══ EXERCISE DATA ══

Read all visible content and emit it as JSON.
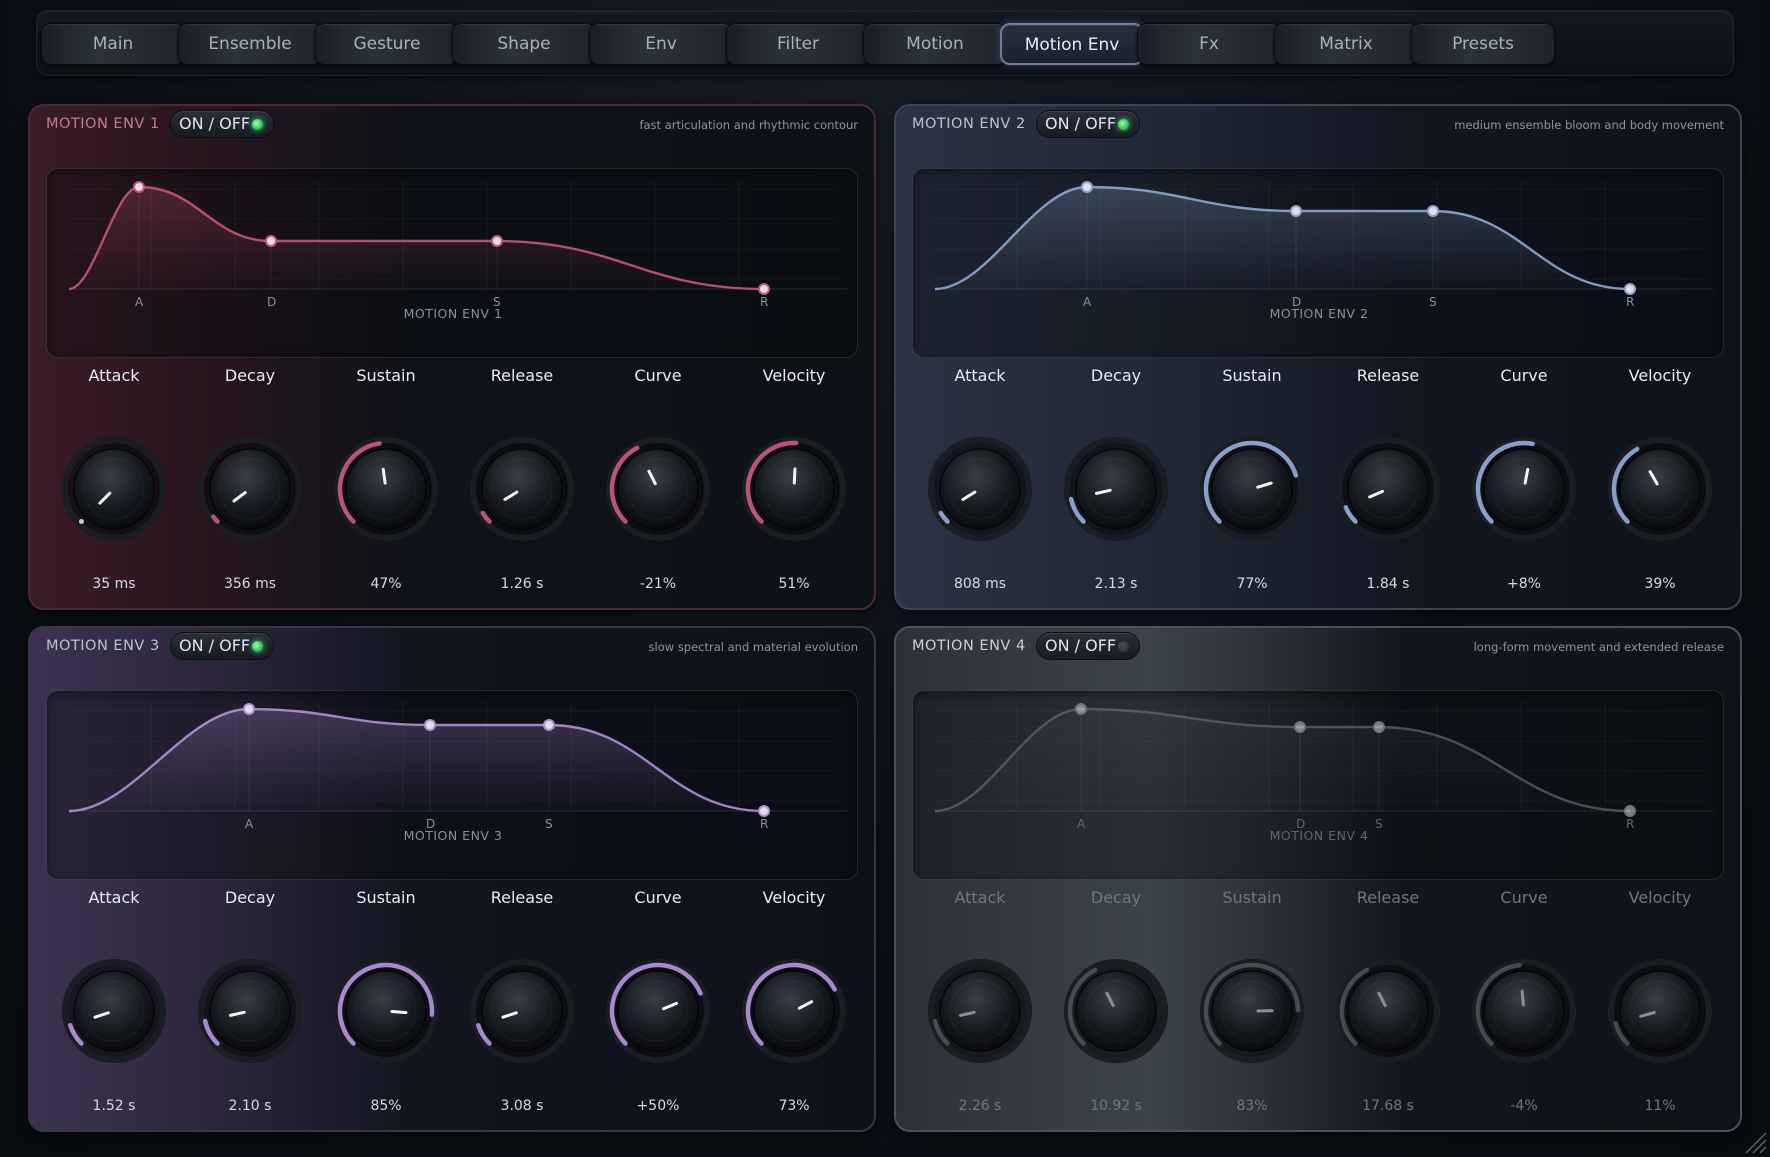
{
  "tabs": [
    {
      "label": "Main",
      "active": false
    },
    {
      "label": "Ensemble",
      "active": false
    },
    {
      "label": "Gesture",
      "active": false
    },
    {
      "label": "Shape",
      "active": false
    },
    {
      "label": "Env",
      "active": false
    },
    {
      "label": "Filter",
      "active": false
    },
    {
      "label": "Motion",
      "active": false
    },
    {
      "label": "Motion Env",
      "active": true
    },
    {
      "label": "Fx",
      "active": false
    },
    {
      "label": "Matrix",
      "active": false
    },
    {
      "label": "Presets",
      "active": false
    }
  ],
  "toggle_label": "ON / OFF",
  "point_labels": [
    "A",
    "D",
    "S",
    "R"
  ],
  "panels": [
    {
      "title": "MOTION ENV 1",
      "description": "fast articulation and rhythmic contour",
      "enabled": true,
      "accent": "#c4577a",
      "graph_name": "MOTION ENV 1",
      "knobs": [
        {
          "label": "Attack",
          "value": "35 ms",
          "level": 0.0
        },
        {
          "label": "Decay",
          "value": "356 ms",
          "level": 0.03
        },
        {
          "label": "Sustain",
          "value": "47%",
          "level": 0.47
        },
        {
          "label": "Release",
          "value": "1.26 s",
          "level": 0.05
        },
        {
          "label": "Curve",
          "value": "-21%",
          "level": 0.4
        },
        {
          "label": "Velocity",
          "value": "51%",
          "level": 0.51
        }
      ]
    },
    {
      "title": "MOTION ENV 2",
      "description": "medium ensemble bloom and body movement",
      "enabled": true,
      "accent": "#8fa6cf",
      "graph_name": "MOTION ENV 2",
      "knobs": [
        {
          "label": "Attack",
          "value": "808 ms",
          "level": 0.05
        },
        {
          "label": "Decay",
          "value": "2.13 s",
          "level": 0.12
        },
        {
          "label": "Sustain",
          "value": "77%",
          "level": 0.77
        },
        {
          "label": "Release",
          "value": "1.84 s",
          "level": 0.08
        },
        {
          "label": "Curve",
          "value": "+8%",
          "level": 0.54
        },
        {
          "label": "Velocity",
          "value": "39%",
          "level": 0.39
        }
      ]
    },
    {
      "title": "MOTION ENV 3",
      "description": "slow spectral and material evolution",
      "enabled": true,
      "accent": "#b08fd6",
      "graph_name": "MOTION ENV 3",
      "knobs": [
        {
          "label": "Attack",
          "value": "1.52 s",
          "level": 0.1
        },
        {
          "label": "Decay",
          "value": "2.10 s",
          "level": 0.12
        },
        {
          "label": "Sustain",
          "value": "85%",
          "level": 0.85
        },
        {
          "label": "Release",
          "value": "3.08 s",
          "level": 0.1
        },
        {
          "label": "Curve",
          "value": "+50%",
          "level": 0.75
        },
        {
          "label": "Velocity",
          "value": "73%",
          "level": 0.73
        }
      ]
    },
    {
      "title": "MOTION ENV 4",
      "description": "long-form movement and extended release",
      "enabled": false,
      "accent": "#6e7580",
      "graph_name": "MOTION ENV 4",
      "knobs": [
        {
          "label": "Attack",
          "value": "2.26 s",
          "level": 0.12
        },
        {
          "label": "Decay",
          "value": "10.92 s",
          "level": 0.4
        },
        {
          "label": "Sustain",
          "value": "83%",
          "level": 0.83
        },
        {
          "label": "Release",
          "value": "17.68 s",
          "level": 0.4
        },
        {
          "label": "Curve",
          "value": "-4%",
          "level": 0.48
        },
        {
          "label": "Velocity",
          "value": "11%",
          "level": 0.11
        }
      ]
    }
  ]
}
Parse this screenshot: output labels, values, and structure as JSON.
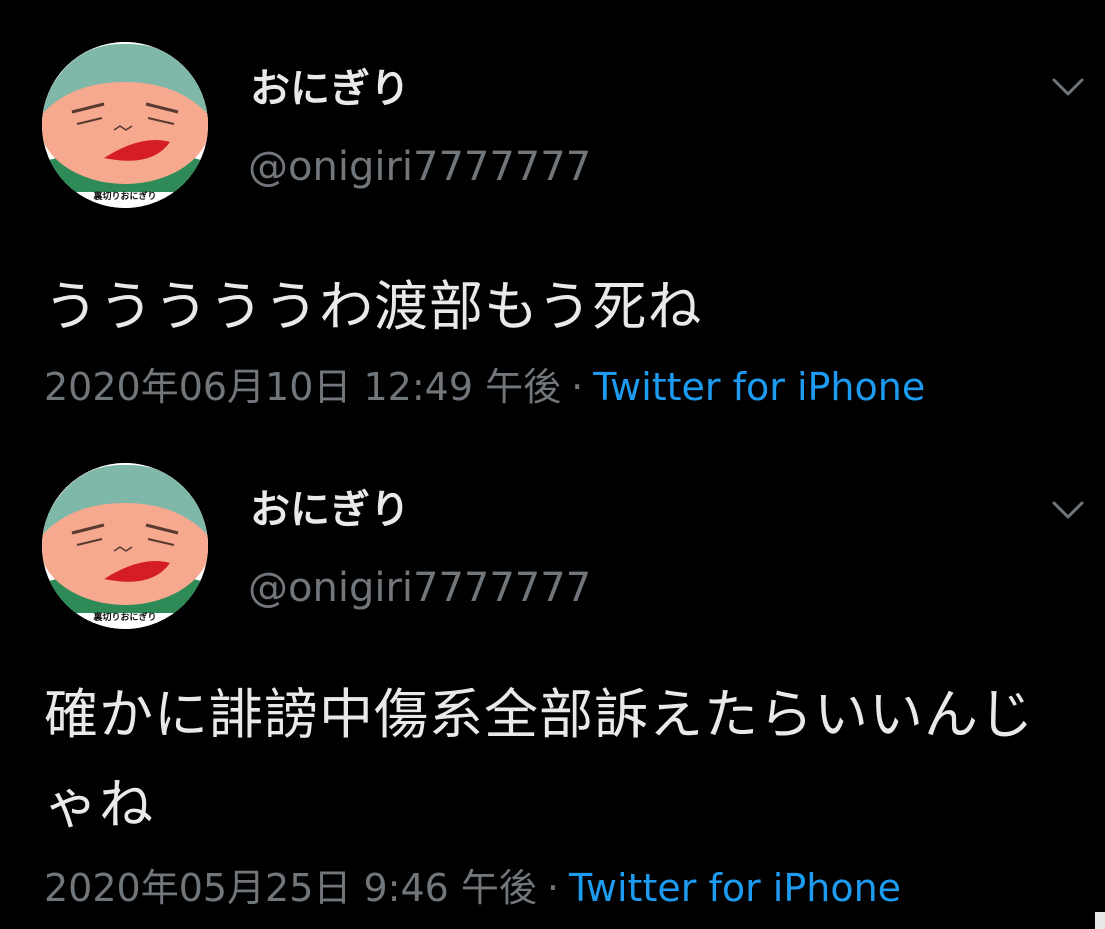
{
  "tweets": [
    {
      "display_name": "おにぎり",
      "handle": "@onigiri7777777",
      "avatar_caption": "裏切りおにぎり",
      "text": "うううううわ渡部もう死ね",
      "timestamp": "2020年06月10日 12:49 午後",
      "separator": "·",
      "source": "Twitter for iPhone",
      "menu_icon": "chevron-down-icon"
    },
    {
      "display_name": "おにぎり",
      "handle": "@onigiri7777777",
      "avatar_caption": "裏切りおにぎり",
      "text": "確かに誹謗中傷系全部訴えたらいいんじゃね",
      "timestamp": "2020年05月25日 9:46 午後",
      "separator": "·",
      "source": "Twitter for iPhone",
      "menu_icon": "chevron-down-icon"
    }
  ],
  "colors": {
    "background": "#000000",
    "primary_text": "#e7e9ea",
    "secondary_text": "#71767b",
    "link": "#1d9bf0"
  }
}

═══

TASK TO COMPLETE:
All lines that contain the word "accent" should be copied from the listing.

RESPONSE TO THIS TASK:
      "accent": "#c4577a",
      "accent": "#8fa6cf",
      "accent": "#b08fd6",
      "accent": "#6e7580",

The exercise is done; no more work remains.